I can barely keep count of the number of ambitions I had when I was younger. Veterinarian, policewoman, clown, novelist, news broadcaster, housewife, physiotherapist, food-taster-cum-reviewer (I haven’t given this up yet), journalist – you name it, I’ve thought of it. Thinking back, each of them must have – at some point in my life – had an appeal so strong I woke up one day with an epiphany of sorts and decided, “This is it. This is my calling. I’m making a career out of this, and I’ll spend my life doing whatever it takes to be the best at it.” (My family doesn’t think I’ll make a good food reviewer though.)
And it’s unsurprising my decision on my ambition was never quite enduring, isn’t it? Much as the prospect of dedicating a lifetime to a vocation is enthralling, the possibility of spending copious amounts of time and effort doing something not right for me is daunting and distressing. I’ve spent hours sitting by my laptop – brow-knitted with a pen and notebook in hand, no less – furiously typing on Google: “How well does a xxx pay in Singapore?”, “Does being a xxx in Singapore suck?”, “I really enjoy doing xxx and I think xxx is the job for me, but will I be sick of xxx after a while? Should I keep it as a hobby?” It was as if my life depended on it and I was pursuing, with minimal success, the elusive Perfect Job.
And the truth of the matter is this: I was never going to find the Perfect Job. Desk-bound? Too sedentary. Out and about in the hot sun? You’ve got to be kidding me. Time-bound? Too stressful. OTOT? Issue me a challenge for god’s sake.
We’ve been acculturated to subscribe to the notion of ambition as strictly a job occupation. Doctors, lawyers, teachers… these are among the ambitions our teachers used to tell us about. But what if ambition as we know it is but a social construct created to fulfil functional purposes of a country, say boost productivity and perpetuate economic growth?
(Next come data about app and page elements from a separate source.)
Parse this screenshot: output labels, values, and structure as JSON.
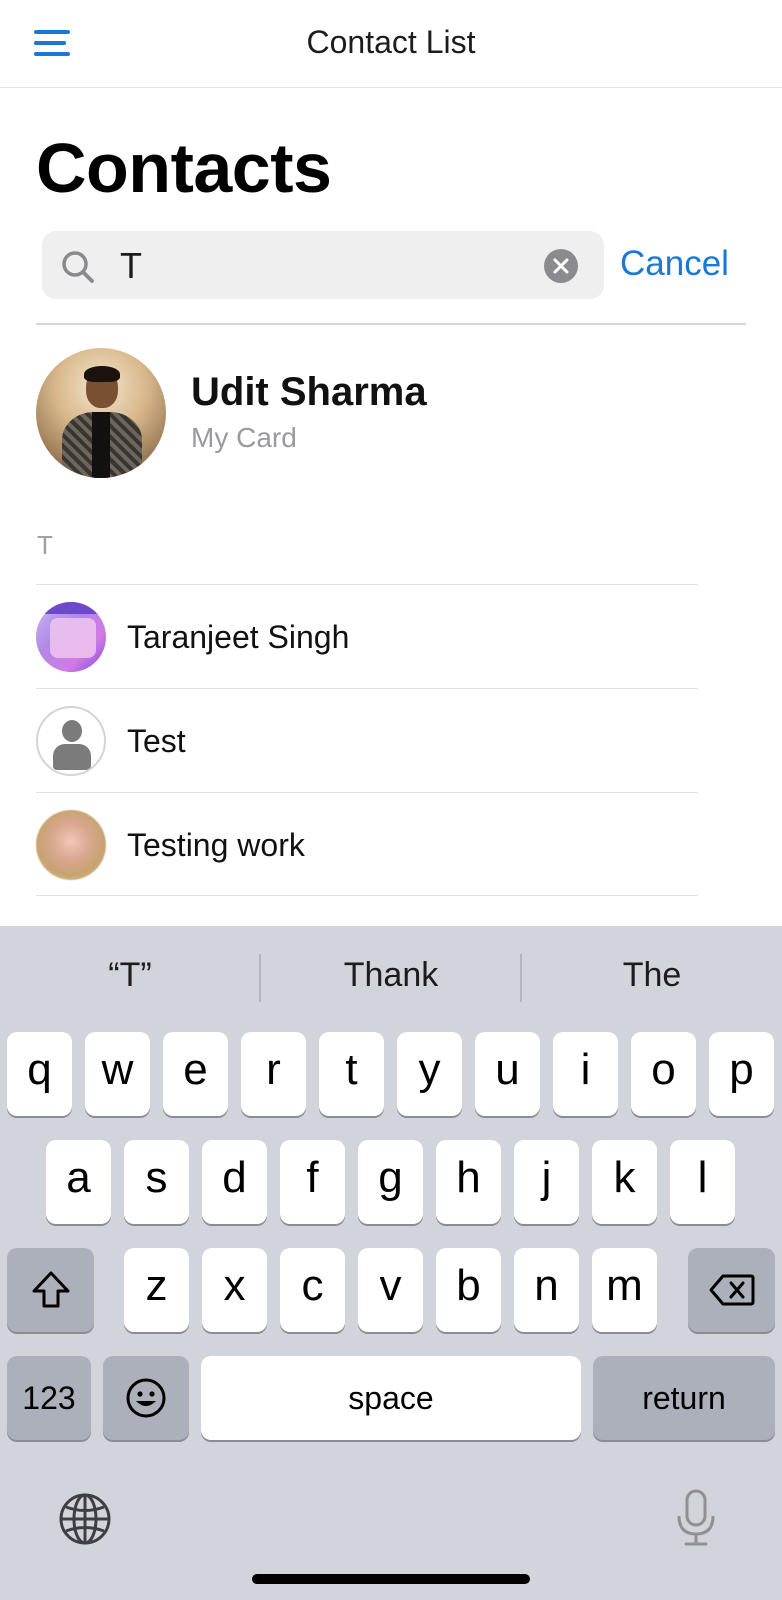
{
  "nav": {
    "title": "Contact List"
  },
  "page_title": "Contacts",
  "search": {
    "value": "T",
    "cancel_label": "Cancel"
  },
  "my_card": {
    "name": "Udit Sharma",
    "subtitle": "My Card"
  },
  "section": {
    "letter": "T"
  },
  "contacts": [
    {
      "name": "Taranjeet Singh"
    },
    {
      "name": "Test"
    },
    {
      "name": "Testing work"
    }
  ],
  "keyboard": {
    "suggestions": [
      "“T”",
      "Thank",
      "The"
    ],
    "row1": [
      "q",
      "w",
      "e",
      "r",
      "t",
      "y",
      "u",
      "i",
      "o",
      "p"
    ],
    "row2": [
      "a",
      "s",
      "d",
      "f",
      "g",
      "h",
      "j",
      "k",
      "l"
    ],
    "row3": [
      "z",
      "x",
      "c",
      "v",
      "b",
      "n",
      "m"
    ],
    "numbers_label": "123",
    "space_label": "space",
    "return_label": "return"
  },
  "colors": {
    "accent": "#1a78d6",
    "keyboard_bg": "#d1d4db",
    "dark_key": "#abb0ba"
  }
}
What if there is more to ambition than monotonously punching in at 09:00 (and occasionally 08:59, in which case you do a swirl and Three Cheers for yourself) and out at 17:00 (they say you never know how long a minute is till you do a plank – these people clearly haven’t sat at the edge of their seat clutching their bag and staring at the clock at 16:59) every day?
What if we divorce the idea of ambition from work?
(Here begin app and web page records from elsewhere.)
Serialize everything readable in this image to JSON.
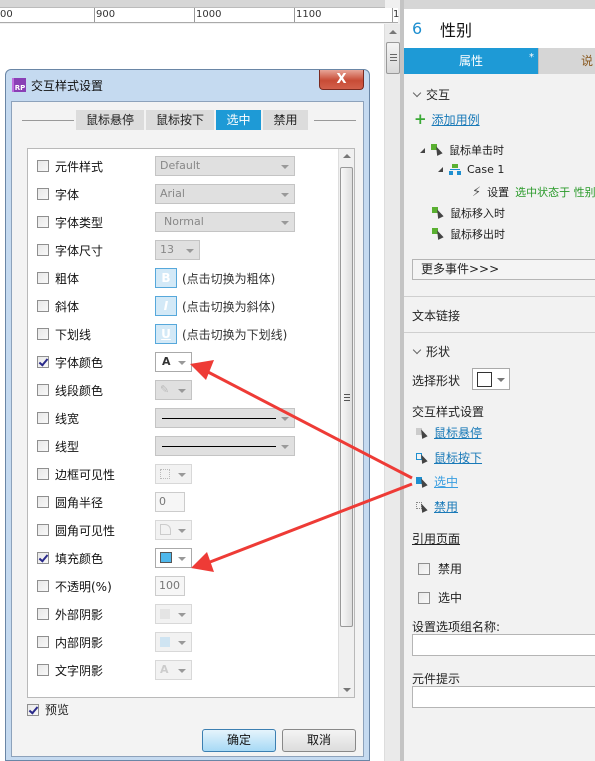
{
  "ruler": {
    "labels": [
      "00",
      "900",
      "1000",
      "1100",
      "1"
    ]
  },
  "dialog": {
    "title": "交互样式设置",
    "close_label": "X",
    "tabs": [
      {
        "label": "鼠标悬停",
        "active": false
      },
      {
        "label": "鼠标按下",
        "active": false
      },
      {
        "label": "选中",
        "active": true
      },
      {
        "label": "禁用",
        "active": false
      }
    ],
    "rows": [
      {
        "label": "元件样式",
        "checked": false,
        "control": "dropdown",
        "value": "Default"
      },
      {
        "label": "字体",
        "checked": false,
        "control": "dropdown",
        "value": "Arial"
      },
      {
        "label": "字体类型",
        "checked": false,
        "control": "dropdown",
        "value": "Normal"
      },
      {
        "label": "字体尺寸",
        "checked": false,
        "control": "dropdown-small",
        "value": "13"
      },
      {
        "label": "粗体",
        "checked": false,
        "control": "toggle",
        "glyph": "B",
        "hint": "(点击切换为粗体)"
      },
      {
        "label": "斜体",
        "checked": false,
        "control": "toggle",
        "glyph": "I",
        "hint": "(点击切换为斜体)"
      },
      {
        "label": "下划线",
        "checked": false,
        "control": "toggle",
        "glyph": "U",
        "hint": "(点击切换为下划线)"
      },
      {
        "label": "字体颜色",
        "checked": true,
        "control": "color",
        "glyph": "A"
      },
      {
        "label": "线段颜色",
        "checked": false,
        "control": "color-disabled",
        "glyph": "pen-icon"
      },
      {
        "label": "线宽",
        "checked": false,
        "control": "line"
      },
      {
        "label": "线型",
        "checked": false,
        "control": "line"
      },
      {
        "label": "边框可见性",
        "checked": false,
        "control": "border-visibility"
      },
      {
        "label": "圆角半径",
        "checked": false,
        "control": "number",
        "value": "0"
      },
      {
        "label": "圆角可见性",
        "checked": false,
        "control": "corner-visibility"
      },
      {
        "label": "填充颜色",
        "checked": true,
        "control": "fill",
        "color": "#4fb8ec"
      },
      {
        "label": "不透明(%)",
        "checked": false,
        "control": "number",
        "value": "100"
      },
      {
        "label": "外部阴影",
        "checked": false,
        "control": "shadow"
      },
      {
        "label": "内部阴影",
        "checked": false,
        "control": "shadow"
      },
      {
        "label": "文字阴影",
        "checked": false,
        "control": "text-shadow",
        "glyph": "A"
      }
    ],
    "preview_label": "预览",
    "preview_checked": true,
    "ok_label": "确定",
    "cancel_label": "取消"
  },
  "panel": {
    "widget_number": "6",
    "widget_name": "性别",
    "tabs": [
      {
        "label": "属性",
        "active": true,
        "marker": "*"
      },
      {
        "label": "说",
        "active": false
      }
    ],
    "interaction": {
      "section_label": "交互",
      "add_case_label": "添加用例",
      "events": [
        {
          "label": "鼠标单击时",
          "expanded": true
        },
        {
          "label": "鼠标移入时"
        },
        {
          "label": "鼠标移出时"
        }
      ],
      "case_label": "Case 1",
      "action_prefix": "设置",
      "action_text": "选中状态于 性别",
      "more_events_label": "更多事件>>>"
    },
    "text_link_label": "文本链接",
    "shape": {
      "section_label": "形状",
      "select_shape_label": "选择形状",
      "interaction_styles_label": "交互样式设置",
      "style_links": [
        "鼠标悬停",
        "鼠标按下",
        "选中",
        "禁用"
      ],
      "reference_page_label": "引用页面",
      "disabled_label": "禁用",
      "selected_label": "选中",
      "option_group_label": "设置选项组名称:",
      "option_group_value": "",
      "tooltip_label": "元件提示",
      "tooltip_value": ""
    }
  },
  "colors": {
    "accent": "#1e9ad6",
    "annotation_arrow": "#ee3b36",
    "link": "#1a7ab8",
    "green": "#2a9a2a"
  }
}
What if ambition is anything we wish to achieve?
What if ambition is what we’re meant to be/do instead of what we try (so hard) to be/do?
As opposed to asking yourself “What do I want to be when I grow up?”, take a minute to think, “What is the difference or change I wish to see in the world?”
Sometimes you learn most about yourself when you detach yourself from personal beliefs, expectations, and all that is so ingrained in you they unconsciously create your identity and shape your choices. Dismantle the perimeters that have been set for you. Walk beyond them and into previously unexplored terrains. And as you do so, feel. Feel, feel, feel. Feel where your ambition lies, then feed it.